# Available records:
----------------
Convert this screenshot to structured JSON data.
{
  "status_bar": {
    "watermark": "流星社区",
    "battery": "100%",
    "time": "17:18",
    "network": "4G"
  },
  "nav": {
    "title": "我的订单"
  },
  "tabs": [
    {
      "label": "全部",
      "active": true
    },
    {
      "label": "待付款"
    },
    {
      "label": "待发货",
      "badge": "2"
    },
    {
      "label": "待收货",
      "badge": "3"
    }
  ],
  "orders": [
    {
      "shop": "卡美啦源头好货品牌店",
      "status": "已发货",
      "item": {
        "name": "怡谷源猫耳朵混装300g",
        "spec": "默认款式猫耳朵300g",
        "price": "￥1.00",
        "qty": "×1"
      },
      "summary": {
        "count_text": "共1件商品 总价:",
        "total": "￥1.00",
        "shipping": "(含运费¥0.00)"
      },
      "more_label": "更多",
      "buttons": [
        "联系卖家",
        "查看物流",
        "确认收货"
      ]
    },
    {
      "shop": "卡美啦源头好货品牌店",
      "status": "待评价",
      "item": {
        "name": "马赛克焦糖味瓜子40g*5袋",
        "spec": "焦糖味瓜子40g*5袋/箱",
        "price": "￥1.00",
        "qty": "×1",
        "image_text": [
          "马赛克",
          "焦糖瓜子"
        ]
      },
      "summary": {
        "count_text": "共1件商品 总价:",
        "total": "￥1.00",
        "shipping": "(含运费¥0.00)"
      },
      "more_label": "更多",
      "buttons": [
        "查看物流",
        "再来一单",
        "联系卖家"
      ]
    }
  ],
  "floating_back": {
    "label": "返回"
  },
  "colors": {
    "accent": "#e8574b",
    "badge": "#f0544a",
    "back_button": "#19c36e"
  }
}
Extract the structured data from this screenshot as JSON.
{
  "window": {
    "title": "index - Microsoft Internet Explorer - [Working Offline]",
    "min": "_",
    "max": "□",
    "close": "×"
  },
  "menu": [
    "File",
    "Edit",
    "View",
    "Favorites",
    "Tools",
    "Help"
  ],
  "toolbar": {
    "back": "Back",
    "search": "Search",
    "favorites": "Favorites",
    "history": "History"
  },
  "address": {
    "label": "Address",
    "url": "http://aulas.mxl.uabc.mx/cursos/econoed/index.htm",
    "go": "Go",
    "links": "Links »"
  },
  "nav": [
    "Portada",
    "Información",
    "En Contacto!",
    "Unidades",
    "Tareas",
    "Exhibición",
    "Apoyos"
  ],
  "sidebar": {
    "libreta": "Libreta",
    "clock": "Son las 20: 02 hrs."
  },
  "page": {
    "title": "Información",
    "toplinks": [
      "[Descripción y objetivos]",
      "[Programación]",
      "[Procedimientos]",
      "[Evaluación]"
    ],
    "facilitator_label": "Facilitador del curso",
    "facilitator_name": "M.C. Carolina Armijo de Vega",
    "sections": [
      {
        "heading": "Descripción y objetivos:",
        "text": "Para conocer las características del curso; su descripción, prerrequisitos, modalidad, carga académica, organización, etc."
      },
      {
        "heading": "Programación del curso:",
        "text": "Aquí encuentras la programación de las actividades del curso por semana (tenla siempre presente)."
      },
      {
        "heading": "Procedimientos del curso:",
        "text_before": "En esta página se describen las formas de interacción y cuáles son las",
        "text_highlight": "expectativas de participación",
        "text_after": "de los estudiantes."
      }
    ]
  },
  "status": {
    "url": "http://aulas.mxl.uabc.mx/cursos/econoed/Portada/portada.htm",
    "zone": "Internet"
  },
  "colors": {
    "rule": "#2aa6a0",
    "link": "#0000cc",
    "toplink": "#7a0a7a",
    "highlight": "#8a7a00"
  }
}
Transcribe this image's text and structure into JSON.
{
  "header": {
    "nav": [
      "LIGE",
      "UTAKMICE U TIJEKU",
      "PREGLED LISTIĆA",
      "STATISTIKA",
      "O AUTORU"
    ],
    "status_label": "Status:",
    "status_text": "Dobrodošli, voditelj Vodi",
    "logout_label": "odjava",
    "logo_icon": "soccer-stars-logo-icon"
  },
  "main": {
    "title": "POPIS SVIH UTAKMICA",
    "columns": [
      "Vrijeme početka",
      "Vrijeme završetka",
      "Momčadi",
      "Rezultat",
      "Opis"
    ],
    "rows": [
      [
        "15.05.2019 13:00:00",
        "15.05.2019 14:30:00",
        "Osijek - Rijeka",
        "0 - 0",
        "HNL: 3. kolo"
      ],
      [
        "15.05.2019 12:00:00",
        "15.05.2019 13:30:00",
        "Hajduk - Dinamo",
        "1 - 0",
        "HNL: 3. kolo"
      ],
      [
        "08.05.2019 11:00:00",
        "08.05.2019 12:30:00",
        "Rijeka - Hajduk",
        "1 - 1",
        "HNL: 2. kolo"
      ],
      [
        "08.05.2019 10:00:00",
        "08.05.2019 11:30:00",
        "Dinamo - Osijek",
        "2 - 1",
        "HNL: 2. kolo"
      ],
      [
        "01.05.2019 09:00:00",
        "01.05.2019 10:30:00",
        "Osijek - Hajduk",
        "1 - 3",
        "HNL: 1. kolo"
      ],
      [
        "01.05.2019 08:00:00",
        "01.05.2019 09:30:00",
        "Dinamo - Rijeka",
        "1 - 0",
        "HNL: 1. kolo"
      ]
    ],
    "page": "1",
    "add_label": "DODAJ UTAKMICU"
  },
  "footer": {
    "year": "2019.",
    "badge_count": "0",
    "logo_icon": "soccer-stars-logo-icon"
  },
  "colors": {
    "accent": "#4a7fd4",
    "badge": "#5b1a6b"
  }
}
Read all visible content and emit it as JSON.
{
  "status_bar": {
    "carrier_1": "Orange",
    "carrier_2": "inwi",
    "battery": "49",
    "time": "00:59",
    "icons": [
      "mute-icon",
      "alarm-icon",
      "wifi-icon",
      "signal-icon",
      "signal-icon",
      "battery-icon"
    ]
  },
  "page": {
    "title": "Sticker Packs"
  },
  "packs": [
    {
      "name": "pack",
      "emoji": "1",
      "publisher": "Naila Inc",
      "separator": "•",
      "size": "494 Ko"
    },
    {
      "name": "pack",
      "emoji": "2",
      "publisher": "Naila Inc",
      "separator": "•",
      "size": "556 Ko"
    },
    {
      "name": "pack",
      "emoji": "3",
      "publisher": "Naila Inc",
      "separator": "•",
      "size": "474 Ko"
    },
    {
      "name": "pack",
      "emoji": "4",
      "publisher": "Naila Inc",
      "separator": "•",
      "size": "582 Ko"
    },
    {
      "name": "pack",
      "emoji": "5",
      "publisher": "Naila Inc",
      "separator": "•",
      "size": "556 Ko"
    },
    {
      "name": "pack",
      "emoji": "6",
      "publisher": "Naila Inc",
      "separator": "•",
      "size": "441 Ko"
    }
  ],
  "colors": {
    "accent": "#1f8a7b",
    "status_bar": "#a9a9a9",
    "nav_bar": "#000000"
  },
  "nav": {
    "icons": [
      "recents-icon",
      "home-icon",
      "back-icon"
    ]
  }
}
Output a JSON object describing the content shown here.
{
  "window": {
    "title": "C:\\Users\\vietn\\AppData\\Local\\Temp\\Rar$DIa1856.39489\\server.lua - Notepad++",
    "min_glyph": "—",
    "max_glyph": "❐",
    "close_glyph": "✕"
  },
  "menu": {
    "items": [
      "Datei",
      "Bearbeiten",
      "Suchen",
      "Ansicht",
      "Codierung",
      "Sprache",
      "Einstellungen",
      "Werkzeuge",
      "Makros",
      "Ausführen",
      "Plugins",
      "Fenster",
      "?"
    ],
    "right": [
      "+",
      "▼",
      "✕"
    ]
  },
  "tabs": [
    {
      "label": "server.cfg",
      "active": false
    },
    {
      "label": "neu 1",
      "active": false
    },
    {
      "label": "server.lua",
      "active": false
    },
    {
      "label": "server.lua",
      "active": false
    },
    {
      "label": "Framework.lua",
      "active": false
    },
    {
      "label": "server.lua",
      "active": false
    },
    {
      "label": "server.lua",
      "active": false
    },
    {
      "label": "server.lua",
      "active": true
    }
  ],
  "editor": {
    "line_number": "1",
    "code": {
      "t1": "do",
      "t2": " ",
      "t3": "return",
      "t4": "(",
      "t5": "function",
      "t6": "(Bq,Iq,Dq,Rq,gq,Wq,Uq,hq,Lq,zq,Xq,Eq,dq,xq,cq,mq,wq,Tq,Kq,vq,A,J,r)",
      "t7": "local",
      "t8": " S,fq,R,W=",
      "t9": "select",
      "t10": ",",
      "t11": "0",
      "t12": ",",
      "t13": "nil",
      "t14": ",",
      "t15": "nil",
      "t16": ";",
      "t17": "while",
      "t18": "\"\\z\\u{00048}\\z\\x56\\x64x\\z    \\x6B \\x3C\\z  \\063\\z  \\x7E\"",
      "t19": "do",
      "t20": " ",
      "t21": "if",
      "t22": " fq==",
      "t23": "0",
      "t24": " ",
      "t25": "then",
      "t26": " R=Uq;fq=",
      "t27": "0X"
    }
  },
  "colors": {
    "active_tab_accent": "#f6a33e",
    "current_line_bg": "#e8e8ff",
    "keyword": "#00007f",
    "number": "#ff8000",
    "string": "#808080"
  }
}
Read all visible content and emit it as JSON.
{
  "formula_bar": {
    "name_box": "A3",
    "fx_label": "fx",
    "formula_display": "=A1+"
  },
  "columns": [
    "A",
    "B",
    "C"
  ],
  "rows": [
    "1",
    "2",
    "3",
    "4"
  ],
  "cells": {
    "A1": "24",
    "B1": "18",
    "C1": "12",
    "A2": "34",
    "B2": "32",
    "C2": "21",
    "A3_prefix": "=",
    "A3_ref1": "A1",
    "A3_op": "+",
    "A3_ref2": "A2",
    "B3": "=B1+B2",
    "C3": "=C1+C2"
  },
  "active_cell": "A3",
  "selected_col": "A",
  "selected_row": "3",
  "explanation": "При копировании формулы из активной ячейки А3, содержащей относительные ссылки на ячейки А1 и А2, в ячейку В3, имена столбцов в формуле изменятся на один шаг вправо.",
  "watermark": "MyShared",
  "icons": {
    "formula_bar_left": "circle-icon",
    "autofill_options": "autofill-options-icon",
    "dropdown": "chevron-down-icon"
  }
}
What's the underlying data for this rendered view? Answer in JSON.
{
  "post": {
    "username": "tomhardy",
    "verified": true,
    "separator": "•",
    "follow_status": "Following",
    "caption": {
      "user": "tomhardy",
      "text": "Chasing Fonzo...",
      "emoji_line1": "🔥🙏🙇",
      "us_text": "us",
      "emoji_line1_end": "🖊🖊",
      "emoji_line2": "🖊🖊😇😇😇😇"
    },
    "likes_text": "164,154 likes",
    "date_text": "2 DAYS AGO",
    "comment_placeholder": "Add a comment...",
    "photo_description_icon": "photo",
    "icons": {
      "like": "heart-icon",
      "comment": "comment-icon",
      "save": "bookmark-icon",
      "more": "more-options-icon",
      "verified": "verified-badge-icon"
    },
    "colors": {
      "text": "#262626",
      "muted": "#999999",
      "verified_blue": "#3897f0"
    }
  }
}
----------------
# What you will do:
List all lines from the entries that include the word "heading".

# Response below:
        "heading": "Descripción y objetivos:",
        "heading": "Programación del curso:",
        "heading": "Procedimientos del curso:",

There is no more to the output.